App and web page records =
----------

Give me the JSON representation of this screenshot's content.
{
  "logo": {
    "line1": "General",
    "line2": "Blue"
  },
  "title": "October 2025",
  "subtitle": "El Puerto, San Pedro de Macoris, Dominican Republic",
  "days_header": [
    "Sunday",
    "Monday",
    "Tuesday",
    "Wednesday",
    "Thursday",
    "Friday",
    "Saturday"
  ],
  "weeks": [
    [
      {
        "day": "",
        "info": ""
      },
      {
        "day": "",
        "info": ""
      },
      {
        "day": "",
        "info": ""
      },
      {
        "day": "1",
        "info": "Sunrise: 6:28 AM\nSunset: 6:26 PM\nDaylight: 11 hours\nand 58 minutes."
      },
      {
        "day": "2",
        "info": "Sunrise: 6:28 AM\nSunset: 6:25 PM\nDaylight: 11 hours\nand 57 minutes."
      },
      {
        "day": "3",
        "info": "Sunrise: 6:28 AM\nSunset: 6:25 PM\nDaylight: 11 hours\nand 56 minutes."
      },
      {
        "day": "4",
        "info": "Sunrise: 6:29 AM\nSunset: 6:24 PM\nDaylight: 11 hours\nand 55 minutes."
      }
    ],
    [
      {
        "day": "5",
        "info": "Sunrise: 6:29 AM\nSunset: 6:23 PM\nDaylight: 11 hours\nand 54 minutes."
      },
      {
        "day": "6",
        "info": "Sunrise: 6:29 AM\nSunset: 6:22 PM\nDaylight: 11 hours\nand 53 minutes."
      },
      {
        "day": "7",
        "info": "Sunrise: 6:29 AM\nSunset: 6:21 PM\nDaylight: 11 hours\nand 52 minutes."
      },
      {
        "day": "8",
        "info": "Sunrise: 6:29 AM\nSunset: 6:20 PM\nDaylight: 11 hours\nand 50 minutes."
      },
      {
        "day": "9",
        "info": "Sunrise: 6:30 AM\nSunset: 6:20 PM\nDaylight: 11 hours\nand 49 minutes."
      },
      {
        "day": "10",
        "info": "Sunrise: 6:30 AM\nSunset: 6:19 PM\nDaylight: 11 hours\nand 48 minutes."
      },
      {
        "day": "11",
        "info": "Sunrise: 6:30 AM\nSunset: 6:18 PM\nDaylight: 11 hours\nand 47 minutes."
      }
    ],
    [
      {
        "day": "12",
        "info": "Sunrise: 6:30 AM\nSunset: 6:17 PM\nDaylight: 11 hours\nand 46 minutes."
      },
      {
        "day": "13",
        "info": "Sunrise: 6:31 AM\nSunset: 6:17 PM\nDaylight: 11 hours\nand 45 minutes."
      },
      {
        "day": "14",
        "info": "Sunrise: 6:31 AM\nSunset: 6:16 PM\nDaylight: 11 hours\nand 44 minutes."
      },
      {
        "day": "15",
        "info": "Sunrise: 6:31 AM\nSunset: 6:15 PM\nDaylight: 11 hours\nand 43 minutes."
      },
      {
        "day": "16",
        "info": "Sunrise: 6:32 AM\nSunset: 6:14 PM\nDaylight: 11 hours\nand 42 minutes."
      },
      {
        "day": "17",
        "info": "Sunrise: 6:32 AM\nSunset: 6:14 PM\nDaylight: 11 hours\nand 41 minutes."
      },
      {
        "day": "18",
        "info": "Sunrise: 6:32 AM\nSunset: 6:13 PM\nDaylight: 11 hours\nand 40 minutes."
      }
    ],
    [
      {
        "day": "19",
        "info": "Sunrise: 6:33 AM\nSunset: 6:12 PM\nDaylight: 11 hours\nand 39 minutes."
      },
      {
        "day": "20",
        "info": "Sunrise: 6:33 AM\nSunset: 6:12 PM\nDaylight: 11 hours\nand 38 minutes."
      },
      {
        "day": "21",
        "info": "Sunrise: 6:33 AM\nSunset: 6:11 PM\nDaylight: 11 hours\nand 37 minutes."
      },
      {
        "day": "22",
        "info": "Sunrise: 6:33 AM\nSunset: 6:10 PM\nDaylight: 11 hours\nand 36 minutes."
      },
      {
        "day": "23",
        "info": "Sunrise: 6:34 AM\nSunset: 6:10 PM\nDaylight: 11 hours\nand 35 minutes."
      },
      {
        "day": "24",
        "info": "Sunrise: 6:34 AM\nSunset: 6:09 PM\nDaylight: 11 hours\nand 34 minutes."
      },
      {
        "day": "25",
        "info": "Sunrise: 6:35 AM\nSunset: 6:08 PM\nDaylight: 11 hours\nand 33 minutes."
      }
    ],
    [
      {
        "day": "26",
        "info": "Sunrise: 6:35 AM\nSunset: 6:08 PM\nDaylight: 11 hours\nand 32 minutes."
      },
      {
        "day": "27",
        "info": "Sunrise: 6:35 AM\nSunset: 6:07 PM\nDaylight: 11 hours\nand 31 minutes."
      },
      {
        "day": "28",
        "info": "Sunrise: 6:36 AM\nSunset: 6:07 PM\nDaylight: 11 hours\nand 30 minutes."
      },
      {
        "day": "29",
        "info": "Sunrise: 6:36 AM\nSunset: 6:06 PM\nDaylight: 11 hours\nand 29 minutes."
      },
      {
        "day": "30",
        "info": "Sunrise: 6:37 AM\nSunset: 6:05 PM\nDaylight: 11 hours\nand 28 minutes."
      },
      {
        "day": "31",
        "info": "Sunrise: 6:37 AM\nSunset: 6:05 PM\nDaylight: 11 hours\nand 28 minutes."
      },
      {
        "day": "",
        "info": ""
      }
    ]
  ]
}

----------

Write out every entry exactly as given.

Give me the JSON representation of this screenshot's content.
{
  "logo": {
    "line1": "General",
    "line2": "Blue"
  },
  "title": "October 2025",
  "subtitle": "El Puerto, San Pedro de Macoris, Dominican Republic",
  "days_header": [
    "Sunday",
    "Monday",
    "Tuesday",
    "Wednesday",
    "Thursday",
    "Friday",
    "Saturday"
  ],
  "weeks": [
    [
      {
        "day": "",
        "info": ""
      },
      {
        "day": "",
        "info": ""
      },
      {
        "day": "",
        "info": ""
      },
      {
        "day": "1",
        "info": "Sunrise: 6:28 AM\nSunset: 6:26 PM\nDaylight: 11 hours\nand 58 minutes."
      },
      {
        "day": "2",
        "info": "Sunrise: 6:28 AM\nSunset: 6:25 PM\nDaylight: 11 hours\nand 57 minutes."
      },
      {
        "day": "3",
        "info": "Sunrise: 6:28 AM\nSunset: 6:25 PM\nDaylight: 11 hours\nand 56 minutes."
      },
      {
        "day": "4",
        "info": "Sunrise: 6:29 AM\nSunset: 6:24 PM\nDaylight: 11 hours\nand 55 minutes."
      }
    ],
    [
      {
        "day": "5",
        "info": "Sunrise: 6:29 AM\nSunset: 6:23 PM\nDaylight: 11 hours\nand 54 minutes."
      },
      {
        "day": "6",
        "info": "Sunrise: 6:29 AM\nSunset: 6:22 PM\nDaylight: 11 hours\nand 53 minutes."
      },
      {
        "day": "7",
        "info": "Sunrise: 6:29 AM\nSunset: 6:21 PM\nDaylight: 11 hours\nand 52 minutes."
      },
      {
        "day": "8",
        "info": "Sunrise: 6:29 AM\nSunset: 6:20 PM\nDaylight: 11 hours\nand 50 minutes."
      },
      {
        "day": "9",
        "info": "Sunrise: 6:30 AM\nSunset: 6:20 PM\nDaylight: 11 hours\nand 49 minutes."
      },
      {
        "day": "10",
        "info": "Sunrise: 6:30 AM\nSunset: 6:19 PM\nDaylight: 11 hours\nand 48 minutes."
      },
      {
        "day": "11",
        "info": "Sunrise: 6:30 AM\nSunset: 6:18 PM\nDaylight: 11 hours\nand 47 minutes."
      }
    ],
    [
      {
        "day": "12",
        "info": "Sunrise: 6:30 AM\nSunset: 6:17 PM\nDaylight: 11 hours\nand 46 minutes."
      },
      {
        "day": "13",
        "info": "Sunrise: 6:31 AM\nSunset: 6:17 PM\nDaylight: 11 hours\nand 45 minutes."
      },
      {
        "day": "14",
        "info": "Sunrise: 6:31 AM\nSunset: 6:16 PM\nDaylight: 11 hours\nand 44 minutes."
      },
      {
        "day": "15",
        "info": "Sunrise: 6:31 AM\nSunset: 6:15 PM\nDaylight: 11 hours\nand 43 minutes."
      },
      {
        "day": "16",
        "info": "Sunrise: 6:32 AM\nSunset: 6:14 PM\nDaylight: 11 hours\nand 42 minutes."
      },
      {
        "day": "17",
        "info": "Sunrise: 6:32 AM\nSunset: 6:14 PM\nDaylight: 11 hours\nand 41 minutes."
      },
      {
        "day": "18",
        "info": "Sunrise: 6:32 AM\nSunset: 6:13 PM\nDaylight: 11 hours\nand 40 minutes."
      }
    ],
    [
      {
        "day": "19",
        "info": "Sunrise: 6:33 AM\nSunset: 6:12 PM\nDaylight: 11 hours\nand 39 minutes."
      },
      {
        "day": "20",
        "info": "Sunrise: 6:33 AM\nSunset: 6:12 PM\nDaylight: 11 hours\nand 38 minutes."
      },
      {
        "day": "21",
        "info": "Sunrise: 6:33 AM\nSunset: 6:11 PM\nDaylight: 11 hours\nand 37 minutes."
      },
      {
        "day": "22",
        "info": "Sunrise: 6:33 AM\nSunset: 6:10 PM\nDaylight: 11 hours\nand 36 minutes."
      },
      {
        "day": "23",
        "info": "Sunrise: 6:34 AM\nSunset: 6:10 PM\nDaylight: 11 hours\nand 35 minutes."
      },
      {
        "day": "24",
        "info": "Sunrise: 6:34 AM\nSunset: 6:09 PM\nDaylight: 11 hours\nand 34 minutes."
      },
      {
        "day": "25",
        "info": "Sunrise: 6:35 AM\nSunset: 6:08 PM\nDaylight: 11 hours\nand 33 minutes."
      }
    ],
    [
      {
        "day": "26",
        "info": "Sunrise: 6:35 AM\nSunset: 6:08 PM\nDaylight: 11 hours\nand 32 minutes."
      },
      {
        "day": "27",
        "info": "Sunrise: 6:35 AM\nSunset: 6:07 PM\nDaylight: 11 hours\nand 31 minutes."
      },
      {
        "day": "28",
        "info": "Sunrise: 6:36 AM\nSunset: 6:07 PM\nDaylight: 11 hours\nand 30 minutes."
      },
      {
        "day": "29",
        "info": "Sunrise: 6:36 AM\nSunset: 6:06 PM\nDaylight: 11 hours\nand 29 minutes."
      },
      {
        "day": "30",
        "info": "Sunrise: 6:37 AM\nSunset: 6:05 PM\nDaylight: 11 hours\nand 28 minutes."
      },
      {
        "day": "31",
        "info": "Sunrise: 6:37 AM\nSunset: 6:05 PM\nDaylight: 11 hours\nand 28 minutes."
      },
      {
        "day": "",
        "info": ""
      }
    ]
  ]
}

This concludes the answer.